> _WHAT YOU HAVE TO DO_: Go through the entries below and copy every line that holds the word "name".
*** EXERCISE INPUT
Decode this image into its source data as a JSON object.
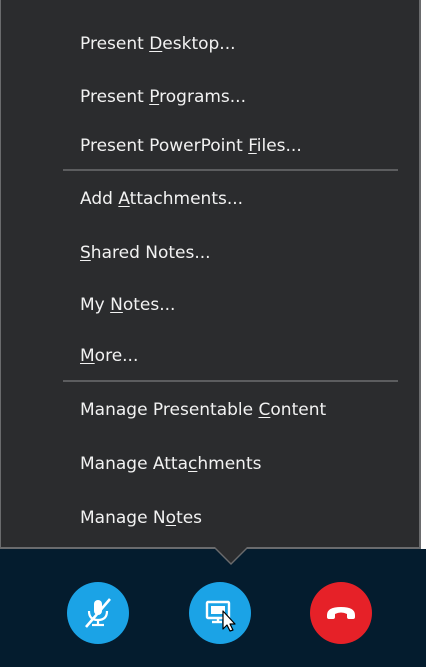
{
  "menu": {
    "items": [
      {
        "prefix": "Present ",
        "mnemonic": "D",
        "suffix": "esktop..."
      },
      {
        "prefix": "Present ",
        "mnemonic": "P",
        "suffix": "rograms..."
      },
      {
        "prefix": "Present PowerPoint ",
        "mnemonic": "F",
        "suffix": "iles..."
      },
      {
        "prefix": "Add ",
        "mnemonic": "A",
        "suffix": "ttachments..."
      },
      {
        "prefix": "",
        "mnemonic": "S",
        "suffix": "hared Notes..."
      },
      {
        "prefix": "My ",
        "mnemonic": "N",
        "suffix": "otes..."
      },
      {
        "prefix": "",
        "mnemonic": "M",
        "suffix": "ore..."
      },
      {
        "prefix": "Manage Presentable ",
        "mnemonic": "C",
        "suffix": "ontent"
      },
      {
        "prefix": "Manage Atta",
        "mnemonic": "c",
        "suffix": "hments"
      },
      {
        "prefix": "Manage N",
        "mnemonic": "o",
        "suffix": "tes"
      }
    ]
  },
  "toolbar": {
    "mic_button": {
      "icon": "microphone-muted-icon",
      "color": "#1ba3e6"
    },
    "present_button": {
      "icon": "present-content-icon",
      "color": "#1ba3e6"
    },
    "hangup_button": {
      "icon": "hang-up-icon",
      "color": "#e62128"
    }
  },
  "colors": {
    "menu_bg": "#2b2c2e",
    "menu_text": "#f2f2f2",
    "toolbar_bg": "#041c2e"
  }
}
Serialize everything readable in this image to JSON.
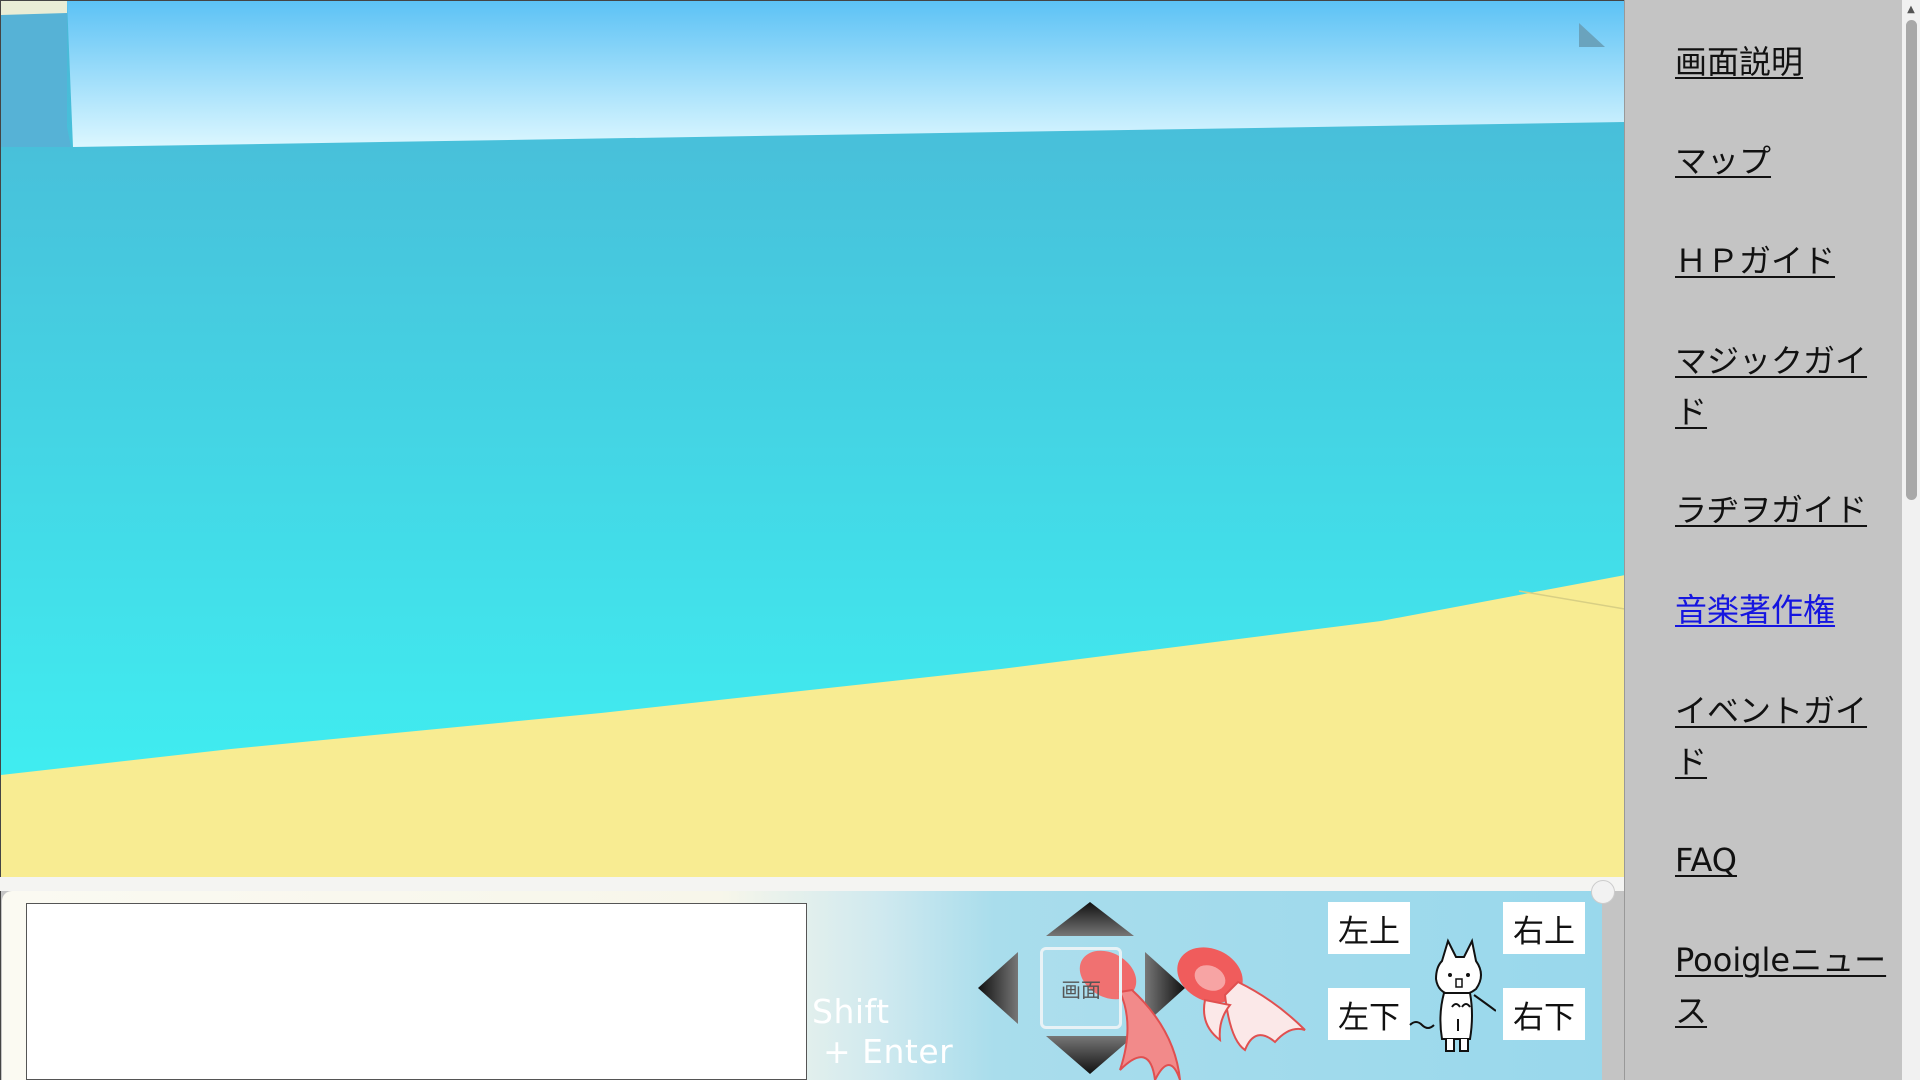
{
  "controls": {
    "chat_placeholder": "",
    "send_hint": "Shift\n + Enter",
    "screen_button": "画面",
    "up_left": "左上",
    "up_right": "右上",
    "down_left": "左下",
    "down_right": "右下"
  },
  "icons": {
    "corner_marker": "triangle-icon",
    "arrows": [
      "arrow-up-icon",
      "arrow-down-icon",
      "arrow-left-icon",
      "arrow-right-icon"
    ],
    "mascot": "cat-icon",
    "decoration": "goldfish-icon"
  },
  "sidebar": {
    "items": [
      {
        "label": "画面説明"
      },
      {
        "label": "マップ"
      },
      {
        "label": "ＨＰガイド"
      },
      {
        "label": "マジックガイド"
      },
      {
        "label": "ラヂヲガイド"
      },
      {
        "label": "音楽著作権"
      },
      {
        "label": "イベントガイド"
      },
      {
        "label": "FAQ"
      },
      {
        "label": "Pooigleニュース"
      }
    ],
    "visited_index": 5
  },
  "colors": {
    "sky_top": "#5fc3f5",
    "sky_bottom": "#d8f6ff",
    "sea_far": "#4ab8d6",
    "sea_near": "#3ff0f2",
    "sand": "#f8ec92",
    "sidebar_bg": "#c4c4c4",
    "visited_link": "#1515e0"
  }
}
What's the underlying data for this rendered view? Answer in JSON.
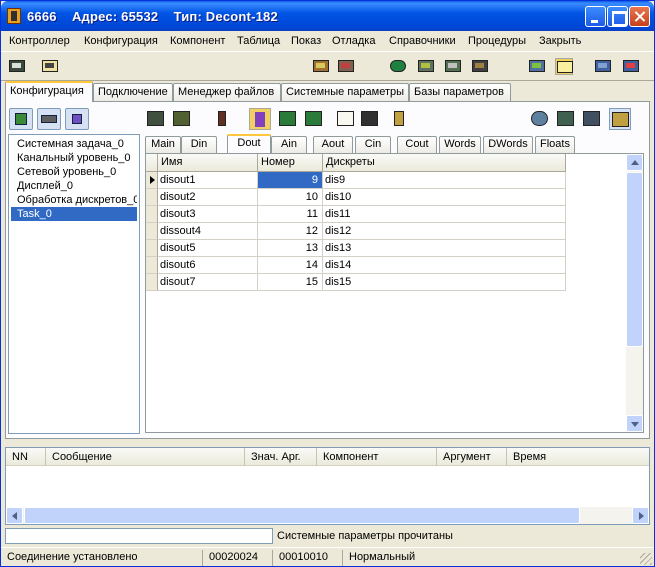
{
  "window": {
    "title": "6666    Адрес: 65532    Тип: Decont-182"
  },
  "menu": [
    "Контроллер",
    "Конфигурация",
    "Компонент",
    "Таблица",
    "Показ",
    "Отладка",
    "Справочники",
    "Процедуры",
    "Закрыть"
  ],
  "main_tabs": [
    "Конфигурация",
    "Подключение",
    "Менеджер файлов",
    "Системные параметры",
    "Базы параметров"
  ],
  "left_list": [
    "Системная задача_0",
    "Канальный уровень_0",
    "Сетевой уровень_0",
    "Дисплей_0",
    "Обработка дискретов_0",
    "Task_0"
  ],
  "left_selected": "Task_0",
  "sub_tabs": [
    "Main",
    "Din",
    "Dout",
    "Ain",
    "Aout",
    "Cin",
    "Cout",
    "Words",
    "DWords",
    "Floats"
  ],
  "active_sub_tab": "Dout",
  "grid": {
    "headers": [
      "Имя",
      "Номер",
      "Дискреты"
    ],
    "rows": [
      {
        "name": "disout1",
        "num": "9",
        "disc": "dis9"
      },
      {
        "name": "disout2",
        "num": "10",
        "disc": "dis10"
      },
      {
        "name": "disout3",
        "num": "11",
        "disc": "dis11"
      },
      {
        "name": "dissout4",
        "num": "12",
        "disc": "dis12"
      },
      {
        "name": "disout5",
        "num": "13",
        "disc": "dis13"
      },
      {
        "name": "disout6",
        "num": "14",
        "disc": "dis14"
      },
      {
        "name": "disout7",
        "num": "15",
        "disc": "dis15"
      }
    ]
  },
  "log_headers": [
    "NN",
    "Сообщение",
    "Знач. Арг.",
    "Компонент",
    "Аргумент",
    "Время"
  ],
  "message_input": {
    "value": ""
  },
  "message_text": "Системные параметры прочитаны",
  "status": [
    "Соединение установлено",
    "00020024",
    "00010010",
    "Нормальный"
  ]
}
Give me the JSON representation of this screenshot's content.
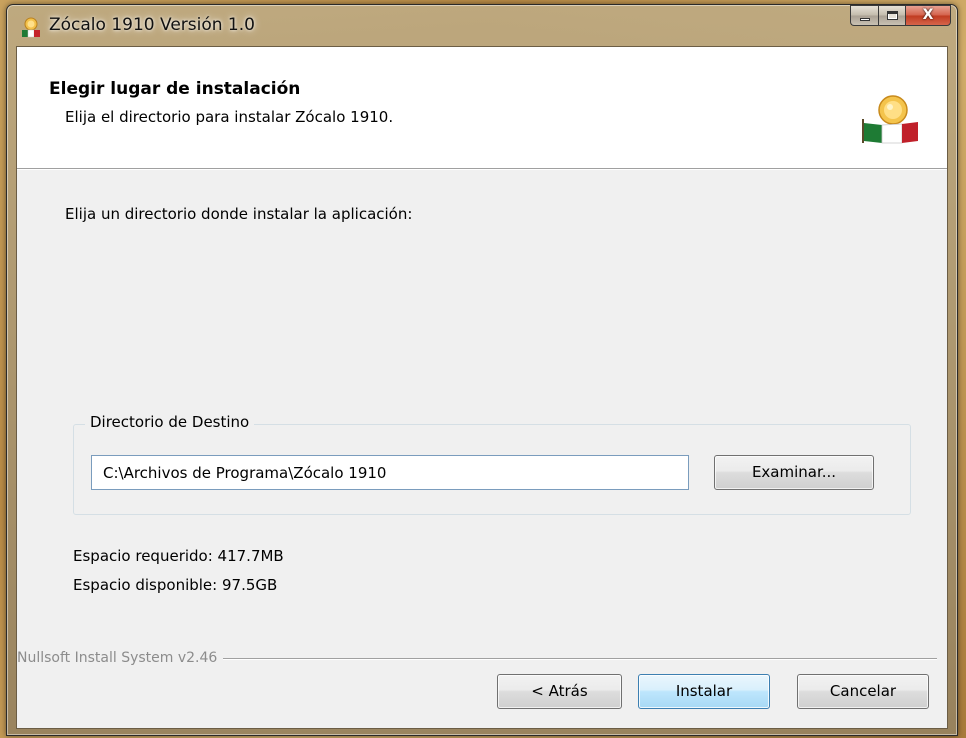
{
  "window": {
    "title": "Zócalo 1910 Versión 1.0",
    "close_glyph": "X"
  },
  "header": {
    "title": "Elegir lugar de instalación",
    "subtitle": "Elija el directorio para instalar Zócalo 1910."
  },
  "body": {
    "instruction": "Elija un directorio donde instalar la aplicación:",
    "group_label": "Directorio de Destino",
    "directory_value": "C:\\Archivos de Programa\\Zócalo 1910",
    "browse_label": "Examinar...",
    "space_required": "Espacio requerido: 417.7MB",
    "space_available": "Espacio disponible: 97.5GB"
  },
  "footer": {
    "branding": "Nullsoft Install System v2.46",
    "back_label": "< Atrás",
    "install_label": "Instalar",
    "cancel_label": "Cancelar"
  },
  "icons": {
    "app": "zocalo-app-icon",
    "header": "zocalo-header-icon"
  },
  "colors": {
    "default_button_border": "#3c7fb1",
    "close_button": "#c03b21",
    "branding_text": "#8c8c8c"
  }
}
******
> _RESPONSE TO THIS TASK_:
        "name": "disout1",
        "name": "disout2",
        "name": "disout3",
        "name": "dissout4",
        "name": "disout5",
        "name": "disout6",
        "name": "disout7",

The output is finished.